Today marks the High Holiday of Imbolc. A Blessed Imbolc, to all!
This holiday is particularly important to me because I am a new daughter of Brigid and am going to be doing a dedication / initiation ceremony to her this weekend. This holiday has some pretty cool associations and history, and its the first in our modern calendar year. If you’re hoping to celebrate a year of rituals, now is the time to start!
Imbolc is a holiday that goes way back – specifically the Neolithic era. If you weren’t aware, many modern pagan holidays were not actually celebrated by our ancestors. Really, the Solstices were some of the most popular days to celebrate, and various sprinkled cultures celebrated harvest times and Beltane, but some of the days we celebrate now were interjected by modern figures such as Gardner. Imbolc appears in Old Irish literature, and is suggested in Megalithic structures aligning to the sun at this time, which indicates it has a far reaching history.
The name “Imbolc” comes from a Celtic word, oimelc, meaning “ewe’s milk.” Also called St. Brigit/Brides’s day or Candlemas, this holiday is celebrated in the transition time between Winter and Spring – the coming of the light again. In ancient times, it may have been celebrated more fluidly based on the physical changes of the seasons, but today it is traditionally celebrated on February 1st (or August 1st in the Southern Hemisphere). The core focus of this holiday is hearth and home, specifically the energy of the hearthfire as the power of the sun is returning. It is also a time to bless the family, fields, and livestock.
For those of us living less close to the land, this is still an opportunity for us to honor what our fields and livestock are. Is it our job? Our friends? Our art? Our writing? What is it that sustains us in the dark times and leads us into the light? It is an excellent time to consider what we want to bless in our life.
Of course, I highly recommend honoring Brigid on this holiday as it is directly associated with her. Few holidays are directly associated with a specific God or Goddess (Lughnasadh being the other one that comes to mind), so this offers us a chance to connect to a specific face of the divine in a new way.
Suggestions for Celebration

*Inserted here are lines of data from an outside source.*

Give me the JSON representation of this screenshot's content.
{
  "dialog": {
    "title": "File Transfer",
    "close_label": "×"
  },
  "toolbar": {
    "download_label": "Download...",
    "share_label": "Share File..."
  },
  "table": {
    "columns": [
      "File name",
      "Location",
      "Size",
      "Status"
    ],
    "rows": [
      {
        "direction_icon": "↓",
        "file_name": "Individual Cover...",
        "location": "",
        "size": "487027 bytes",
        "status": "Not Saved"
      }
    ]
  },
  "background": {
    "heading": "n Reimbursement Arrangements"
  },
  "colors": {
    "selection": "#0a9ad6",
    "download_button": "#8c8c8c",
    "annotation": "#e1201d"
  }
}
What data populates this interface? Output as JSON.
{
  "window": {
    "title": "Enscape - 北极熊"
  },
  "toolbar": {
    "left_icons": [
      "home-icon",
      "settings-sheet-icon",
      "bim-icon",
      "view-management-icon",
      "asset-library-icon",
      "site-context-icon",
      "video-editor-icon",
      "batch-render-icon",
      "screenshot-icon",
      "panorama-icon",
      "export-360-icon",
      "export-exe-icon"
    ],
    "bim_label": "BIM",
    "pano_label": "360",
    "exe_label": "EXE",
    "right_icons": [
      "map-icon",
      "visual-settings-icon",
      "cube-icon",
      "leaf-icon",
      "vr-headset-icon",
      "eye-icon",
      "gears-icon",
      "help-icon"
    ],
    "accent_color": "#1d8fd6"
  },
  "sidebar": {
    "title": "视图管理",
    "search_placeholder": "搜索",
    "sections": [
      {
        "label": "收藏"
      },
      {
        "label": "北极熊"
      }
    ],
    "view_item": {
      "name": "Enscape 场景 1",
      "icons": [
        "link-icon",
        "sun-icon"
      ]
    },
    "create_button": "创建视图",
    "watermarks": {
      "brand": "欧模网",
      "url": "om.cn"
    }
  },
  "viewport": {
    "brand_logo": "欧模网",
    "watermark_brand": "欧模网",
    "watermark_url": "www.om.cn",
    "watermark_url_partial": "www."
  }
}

Consider decorating with the colors of flame: orange, red, and yellow. White represents winter and brown the earth, so these colors also work well. Think in very neutral tones – the tones of the chilled earth in this time of slow awakening. Brigid’s flame is a most important element in this particular holiday, so evoking that in whatever way you can is highly suggested. Candles make a beautiful centerpiece or just overall ambiance for your space.
Adorn the altar with any naturally budding flowers (if they are local). Be sure to ask for permission to take the flowers from their environment. Amber incense or resin is symbolic of the sun, while frankincense is great if you are doing some sort of interfaith ceremony. Oil lamps, corn dollies, Brigid’s crosses, and brass bells or cymbals are also significant to this holiday.
Due to the associations with livestock, lamb is suggested for this holiday. Dairy based dishes are also important as this time of year tended to mark when ewes gave birth. Consider having some sheep’s cheese, if such a thing is available to you. Seeds, winter vegetables, and dried fruits are also great.
Consider performing some sort of blessing ritual. This could be a house blessing, the blessing of a relationship, job, person, the land, or whatever you wanted it to be! There are many ritual suggestions available online with a quick google search, but it is ultimately what you want it to be!
Winter is a time where it is not recommended we do magic (as the earth is slumbering), so consider focusing more on blessing than any magical working.
Consider mindfully eating/drinking a dairy product if you’re able and thank the Mother for her bounty.